The women’s title then went to Paula Newby-Fraser of Zimbabwe, whose time was 9:49:20, establishing a women’s mark.

Sylviane Puntous, Patricia’s twin, was second in 9:53:12. Defending champion Joanne Ernst of Palo Alto, Calif., was third in 10:00:06.


About 1,000 athletes began the race in calm waters at the pier in this coastal village on Hawaii Island’s Kona Coast.

Tinley moved up after a 28th-place finish in the 2.4-mile swim. Scott was third in the swim.

After the swim, the athletes took off on a 112-mile bicycle ride, followed by a 26.2-mile marathon run.

Brad Hinshaw of Saratoga, Calif., the first person out of the water in a record 47 minutes 38 seconds, dropped back during the bicycle portion of the event.

His brother, Chris, who was second in the swim, was two minutes behind Tinley at the end of the bike ride.

The bicycle ride took the competitors from the village through barren lava fields and rolling ranch lands to the turnaround at the village of Hawi, at the northeast tip of the island.

The bicycle phase of the competition ended and the marathon run began at the Keauhou Resort, several miles south of here.

The competitors, from 48 states and 36 countries, were required to finish the swim in 2 hours 15 minutes, the bicycle ride in an additional 8 hours 15 minutes and the entire race in 17 hours.


Ironman officials received nearly 4,000 applications and selected nearly 1,250.

The Ironman combines three of Hawaii’s most popular athletic events--the Waikiki Roughwater Swim, the Around Oahu Bike Race and the Honolulu Marathon.

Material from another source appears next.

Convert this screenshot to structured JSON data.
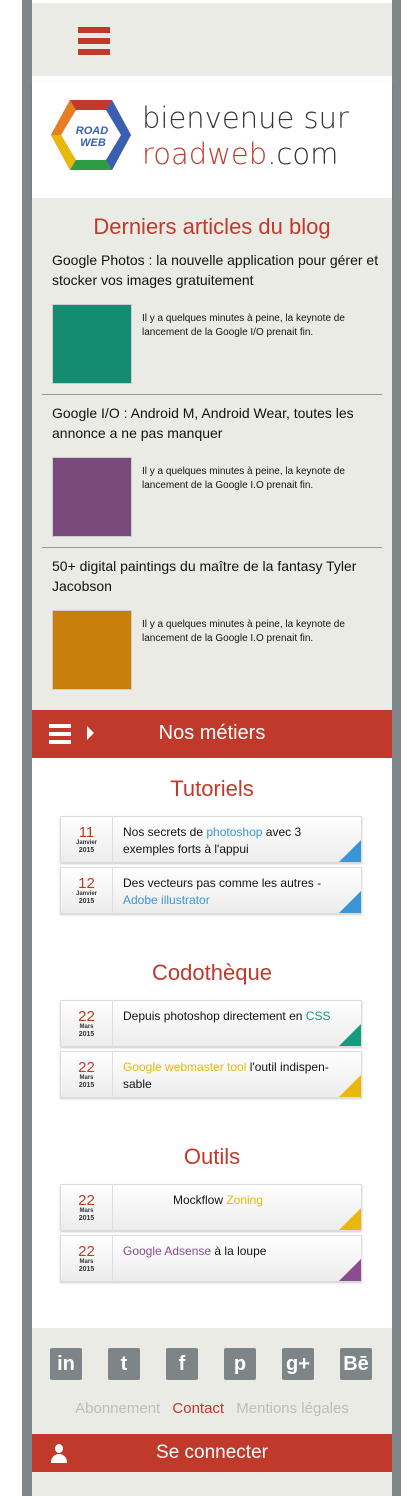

The race was moved from Oahu to Kona in 1981 to take advantage of less-congested highways.